All of the records shown below need to be copied with no differences.

──────── Extracted entries

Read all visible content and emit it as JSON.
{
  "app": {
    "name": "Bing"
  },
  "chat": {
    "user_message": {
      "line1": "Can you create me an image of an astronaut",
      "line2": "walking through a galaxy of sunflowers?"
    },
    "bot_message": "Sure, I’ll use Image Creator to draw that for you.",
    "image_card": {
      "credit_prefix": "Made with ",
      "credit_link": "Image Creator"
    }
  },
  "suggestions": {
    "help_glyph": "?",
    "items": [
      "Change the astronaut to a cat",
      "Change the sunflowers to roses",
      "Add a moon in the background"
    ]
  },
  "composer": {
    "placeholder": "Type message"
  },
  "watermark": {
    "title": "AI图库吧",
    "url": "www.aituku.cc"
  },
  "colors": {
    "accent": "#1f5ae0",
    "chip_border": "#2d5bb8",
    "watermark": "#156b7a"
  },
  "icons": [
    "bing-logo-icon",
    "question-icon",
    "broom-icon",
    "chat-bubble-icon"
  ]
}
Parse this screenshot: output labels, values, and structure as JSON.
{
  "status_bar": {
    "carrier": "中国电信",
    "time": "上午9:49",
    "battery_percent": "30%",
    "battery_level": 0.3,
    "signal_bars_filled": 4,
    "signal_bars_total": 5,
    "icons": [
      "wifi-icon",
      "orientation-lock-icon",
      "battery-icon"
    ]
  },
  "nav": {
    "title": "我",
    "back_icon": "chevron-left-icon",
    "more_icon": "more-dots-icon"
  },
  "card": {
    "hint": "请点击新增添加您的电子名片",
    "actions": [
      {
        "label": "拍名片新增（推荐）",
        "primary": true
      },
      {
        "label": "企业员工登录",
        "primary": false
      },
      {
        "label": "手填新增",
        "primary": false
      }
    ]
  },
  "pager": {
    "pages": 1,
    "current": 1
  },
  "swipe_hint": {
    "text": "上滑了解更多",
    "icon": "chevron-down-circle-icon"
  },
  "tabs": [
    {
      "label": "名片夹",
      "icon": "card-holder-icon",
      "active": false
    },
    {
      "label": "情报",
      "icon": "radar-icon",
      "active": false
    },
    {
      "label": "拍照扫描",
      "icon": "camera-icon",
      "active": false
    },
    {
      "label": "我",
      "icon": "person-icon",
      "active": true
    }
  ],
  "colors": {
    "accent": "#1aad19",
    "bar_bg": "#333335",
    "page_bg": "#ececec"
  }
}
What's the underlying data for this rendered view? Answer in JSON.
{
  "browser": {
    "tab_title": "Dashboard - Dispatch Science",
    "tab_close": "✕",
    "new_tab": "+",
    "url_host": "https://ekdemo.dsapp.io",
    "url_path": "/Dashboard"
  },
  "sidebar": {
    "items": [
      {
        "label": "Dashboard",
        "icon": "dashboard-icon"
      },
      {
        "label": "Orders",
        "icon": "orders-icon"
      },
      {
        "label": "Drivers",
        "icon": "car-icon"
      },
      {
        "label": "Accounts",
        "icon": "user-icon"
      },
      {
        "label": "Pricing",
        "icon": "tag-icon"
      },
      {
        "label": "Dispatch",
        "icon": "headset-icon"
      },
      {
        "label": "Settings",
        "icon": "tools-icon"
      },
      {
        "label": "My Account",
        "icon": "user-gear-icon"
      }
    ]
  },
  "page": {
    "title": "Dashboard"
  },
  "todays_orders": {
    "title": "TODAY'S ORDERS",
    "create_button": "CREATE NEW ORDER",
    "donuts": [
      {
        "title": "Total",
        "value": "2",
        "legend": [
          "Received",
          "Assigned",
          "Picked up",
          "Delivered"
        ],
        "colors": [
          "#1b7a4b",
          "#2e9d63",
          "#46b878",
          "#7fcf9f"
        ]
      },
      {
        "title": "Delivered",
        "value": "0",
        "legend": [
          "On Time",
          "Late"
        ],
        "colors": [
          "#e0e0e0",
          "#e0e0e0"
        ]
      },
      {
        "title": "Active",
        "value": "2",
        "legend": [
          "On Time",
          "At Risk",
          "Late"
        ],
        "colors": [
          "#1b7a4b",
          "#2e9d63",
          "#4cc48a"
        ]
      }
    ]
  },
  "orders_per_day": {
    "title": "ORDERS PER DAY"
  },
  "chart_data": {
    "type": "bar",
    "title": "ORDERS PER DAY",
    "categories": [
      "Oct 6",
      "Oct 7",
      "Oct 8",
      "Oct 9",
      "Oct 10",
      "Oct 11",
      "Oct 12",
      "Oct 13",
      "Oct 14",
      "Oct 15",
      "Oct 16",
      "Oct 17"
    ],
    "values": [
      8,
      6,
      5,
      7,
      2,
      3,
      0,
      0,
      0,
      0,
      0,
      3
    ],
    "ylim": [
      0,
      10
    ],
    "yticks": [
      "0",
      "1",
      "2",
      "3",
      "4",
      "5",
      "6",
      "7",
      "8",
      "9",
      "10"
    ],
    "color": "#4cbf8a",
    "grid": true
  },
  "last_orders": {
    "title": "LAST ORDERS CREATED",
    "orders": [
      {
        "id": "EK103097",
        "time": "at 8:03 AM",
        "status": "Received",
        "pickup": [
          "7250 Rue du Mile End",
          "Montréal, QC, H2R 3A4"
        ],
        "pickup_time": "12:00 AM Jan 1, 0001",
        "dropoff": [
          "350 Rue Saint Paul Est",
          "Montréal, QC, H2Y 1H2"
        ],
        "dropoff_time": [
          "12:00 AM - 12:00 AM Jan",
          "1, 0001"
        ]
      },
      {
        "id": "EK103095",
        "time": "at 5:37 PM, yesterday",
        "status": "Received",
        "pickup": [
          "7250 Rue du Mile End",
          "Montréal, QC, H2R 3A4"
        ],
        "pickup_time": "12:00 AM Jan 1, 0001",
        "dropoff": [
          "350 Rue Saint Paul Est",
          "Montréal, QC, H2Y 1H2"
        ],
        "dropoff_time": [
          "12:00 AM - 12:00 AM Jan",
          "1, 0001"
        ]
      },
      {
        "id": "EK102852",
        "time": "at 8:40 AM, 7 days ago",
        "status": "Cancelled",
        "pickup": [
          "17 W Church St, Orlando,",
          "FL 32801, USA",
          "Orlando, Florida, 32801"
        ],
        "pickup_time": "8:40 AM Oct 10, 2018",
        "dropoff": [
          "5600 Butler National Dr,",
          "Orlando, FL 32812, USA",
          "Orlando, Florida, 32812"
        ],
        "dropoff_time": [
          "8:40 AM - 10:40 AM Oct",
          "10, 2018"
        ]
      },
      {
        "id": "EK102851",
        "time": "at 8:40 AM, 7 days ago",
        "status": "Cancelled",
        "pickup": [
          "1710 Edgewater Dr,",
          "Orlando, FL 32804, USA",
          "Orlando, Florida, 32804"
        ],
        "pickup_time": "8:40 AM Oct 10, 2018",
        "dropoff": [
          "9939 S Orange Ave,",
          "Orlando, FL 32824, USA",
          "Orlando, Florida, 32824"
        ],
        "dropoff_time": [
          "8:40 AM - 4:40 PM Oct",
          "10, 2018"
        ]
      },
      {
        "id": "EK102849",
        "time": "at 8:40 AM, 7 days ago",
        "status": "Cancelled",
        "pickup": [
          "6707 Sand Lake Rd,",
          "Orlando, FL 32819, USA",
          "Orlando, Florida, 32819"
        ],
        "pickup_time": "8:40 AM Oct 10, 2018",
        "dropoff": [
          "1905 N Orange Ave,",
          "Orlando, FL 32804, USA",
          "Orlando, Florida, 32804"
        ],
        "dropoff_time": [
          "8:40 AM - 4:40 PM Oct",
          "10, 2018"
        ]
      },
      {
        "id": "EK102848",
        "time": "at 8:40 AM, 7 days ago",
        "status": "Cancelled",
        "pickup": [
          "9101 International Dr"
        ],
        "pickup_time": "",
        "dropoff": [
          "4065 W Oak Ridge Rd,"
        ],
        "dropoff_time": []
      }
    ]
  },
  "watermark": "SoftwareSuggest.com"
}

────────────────

-- Task solution --
Read all visible content and emit it as JSON.
{
  "app": {
    "name": "Bing"
  },
  "chat": {
    "user_message": {
      "line1": "Can you create me an image of an astronaut",
      "line2": "walking through a galaxy of sunflowers?"
    },
    "bot_message": "Sure, I’ll use Image Creator to draw that for you.",
    "image_card": {
      "credit_prefix": "Made with ",
      "credit_link": "Image Creator"
    }
  },
  "suggestions": {
    "help_glyph": "?",
    "items": [
      "Change the astronaut to a cat",
      "Change the sunflowers to roses",
      "Add a moon in the background"
    ]
  },
  "composer": {
    "placeholder": "Type message"
  },
  "watermark": {
    "title": "AI图库吧",
    "url": "www.aituku.cc"
  },
  "colors": {
    "accent": "#1f5ae0",
    "chip_border": "#2d5bb8",
    "watermark": "#156b7a"
  },
  "icons": [
    "bing-logo-icon",
    "question-icon",
    "broom-icon",
    "chat-bubble-icon"
  ]
}
Parse this screenshot: output labels, values, and structure as JSON.
{
  "status_bar": {
    "carrier": "中国电信",
    "time": "上午9:49",
    "battery_percent": "30%",
    "battery_level": 0.3,
    "signal_bars_filled": 4,
    "signal_bars_total": 5,
    "icons": [
      "wifi-icon",
      "orientation-lock-icon",
      "battery-icon"
    ]
  },
  "nav": {
    "title": "我",
    "back_icon": "chevron-left-icon",
    "more_icon": "more-dots-icon"
  },
  "card": {
    "hint": "请点击新增添加您的电子名片",
    "actions": [
      {
        "label": "拍名片新增（推荐）",
        "primary": true
      },
      {
        "label": "企业员工登录",
        "primary": false
      },
      {
        "label": "手填新增",
        "primary": false
      }
    ]
  },
  "pager": {
    "pages": 1,
    "current": 1
  },
  "swipe_hint": {
    "text": "上滑了解更多",
    "icon": "chevron-down-circle-icon"
  },
  "tabs": [
    {
      "label": "名片夹",
      "icon": "card-holder-icon",
      "active": false
    },
    {
      "label": "情报",
      "icon": "radar-icon",
      "active": false
    },
    {
      "label": "拍照扫描",
      "icon": "camera-icon",
      "active": false
    },
    {
      "label": "我",
      "icon": "person-icon",
      "active": true
    }
  ],
  "colors": {
    "accent": "#1aad19",
    "bar_bg": "#333335",
    "page_bg": "#ececec"
  }
}
What's the underlying data for this rendered view? Answer in JSON.
{
  "browser": {
    "tab_title": "Dashboard - Dispatch Science",
    "tab_close": "✕",
    "new_tab": "+",
    "url_host": "https://ekdemo.dsapp.io",
    "url_path": "/Dashboard"
  },
  "sidebar": {
    "items": [
      {
        "label": "Dashboard",
        "icon": "dashboard-icon"
      },
      {
        "label": "Orders",
        "icon": "orders-icon"
      },
      {
        "label": "Drivers",
        "icon": "car-icon"
      },
      {
        "label": "Accounts",
        "icon": "user-icon"
      },
      {
        "label": "Pricing",
        "icon": "tag-icon"
      },
      {
        "label": "Dispatch",
        "icon": "headset-icon"
      },
      {
        "label": "Settings",
        "icon": "tools-icon"
      },
      {
        "label": "My Account",
        "icon": "user-gear-icon"
      }
    ]
  },
  "page": {
    "title": "Dashboard"
  },
  "todays_orders": {
    "title": "TODAY'S ORDERS",
    "create_button": "CREATE NEW ORDER",
    "donuts": [
      {
        "title": "Total",
        "value": "2",
        "legend": [
          "Received",
          "Assigned",
          "Picked up",
          "Delivered"
        ],
        "colors": [
          "#1b7a4b",
          "#2e9d63",
          "#46b878",
          "#7fcf9f"
        ]
      },
      {
        "title": "Delivered",
        "value": "0",
        "legend": [
          "On Time",
          "Late"
        ],
        "colors": [
          "#e0e0e0",
          "#e0e0e0"
        ]
      },
      {
        "title": "Active",
        "value": "2",
        "legend": [
          "On Time",
          "At Risk",
          "Late"
        ],
        "colors": [
          "#1b7a4b",
          "#2e9d63",
          "#4cc48a"
        ]
      }
    ]
  },
  "orders_per_day": {
    "title": "ORDERS PER DAY"
  },
  "chart_data": {
    "type": "bar",
    "title": "ORDERS PER DAY",
    "categories": [
      "Oct 6",
      "Oct 7",
      "Oct 8",
      "Oct 9",
      "Oct 10",
      "Oct 11",
      "Oct 12",
      "Oct 13",
      "Oct 14",
      "Oct 15",
      "Oct 16",
      "Oct 17"
    ],
    "values": [
      8,
      6,
      5,
      7,
      2,
      3,
      0,
      0,
      0,
      0,
      0,
      3
    ],
    "ylim": [
      0,
      10
    ],
    "yticks": [
      "0",
      "1",
      "2",
      "3",
      "4",
      "5",
      "6",
      "7",
      "8",
      "9",
      "10"
    ],
    "color": "#4cbf8a",
    "grid": true
  },
  "last_orders": {
    "title": "LAST ORDERS CREATED",
    "orders": [
      {
        "id": "EK103097",
        "time": "at 8:03 AM",
        "status": "Received",
        "pickup": [
          "7250 Rue du Mile End",
          "Montréal, QC, H2R 3A4"
        ],
        "pickup_time": "12:00 AM Jan 1, 0001",
        "dropoff": [
          "350 Rue Saint Paul Est",
          "Montréal, QC, H2Y 1H2"
        ],
        "dropoff_time": [
          "12:00 AM - 12:00 AM Jan",
          "1, 0001"
        ]
      },
      {
        "id": "EK103095",
        "time": "at 5:37 PM, yesterday",
        "status": "Received",
        "pickup": [
          "7250 Rue du Mile End",
          "Montréal, QC, H2R 3A4"
        ],
        "pickup_time": "12:00 AM Jan 1, 0001",
        "dropoff": [
          "350 Rue Saint Paul Est",
          "Montréal, QC, H2Y 1H2"
        ],
        "dropoff_time": [
          "12:00 AM - 12:00 AM Jan",
          "1, 0001"
        ]
      },
      {
        "id": "EK102852",
        "time": "at 8:40 AM, 7 days ago",
        "status": "Cancelled",
        "pickup": [
          "17 W Church St, Orlando,",
          "FL 32801, USA",
          "Orlando, Florida, 32801"
        ],
        "pickup_time": "8:40 AM Oct 10, 2018",
        "dropoff": [
          "5600 Butler National Dr,",
          "Orlando, FL 32812, USA",
          "Orlando, Florida, 32812"
        ],
        "dropoff_time": [
          "8:40 AM - 10:40 AM Oct",
          "10, 2018"
        ]
      },
      {
        "id": "EK102851",
        "time": "at 8:40 AM, 7 days ago",
        "status": "Cancelled",
        "pickup": [
          "1710 Edgewater Dr,",
          "Orlando, FL 32804, USA",
          "Orlando, Florida, 32804"
        ],
        "pickup_time": "8:40 AM Oct 10, 2018",
        "dropoff": [
          "9939 S Orange Ave,",
          "Orlando, FL 32824, USA",
          "Orlando, Florida, 32824"
        ],
        "dropoff_time": [
          "8:40 AM - 4:40 PM Oct",
          "10, 2018"
        ]
      },
      {
        "id": "EK102849",
        "time": "at 8:40 AM, 7 days ago",
        "status": "Cancelled",
        "pickup": [
          "6707 Sand Lake Rd,",
          "Orlando, FL 32819, USA",
          "Orlando, Florida, 32819"
        ],
        "pickup_time": "8:40 AM Oct 10, 2018",
        "dropoff": [
          "1905 N Orange Ave,",
          "Orlando, FL 32804, USA",
          "Orlando, Florida, 32804"
        ],
        "dropoff_time": [
          "8:40 AM - 4:40 PM Oct",
          "10, 2018"
        ]
      },
      {
        "id": "EK102848",
        "time": "at 8:40 AM, 7 days ago",
        "status": "Cancelled",
        "pickup": [
          "9101 International Dr"
        ],
        "pickup_time": "",
        "dropoff": [
          "4065 W Oak Ridge Rd,"
        ],
        "dropoff_time": []
      }
    ]
  },
  "watermark": "SoftwareSuggest.com"
}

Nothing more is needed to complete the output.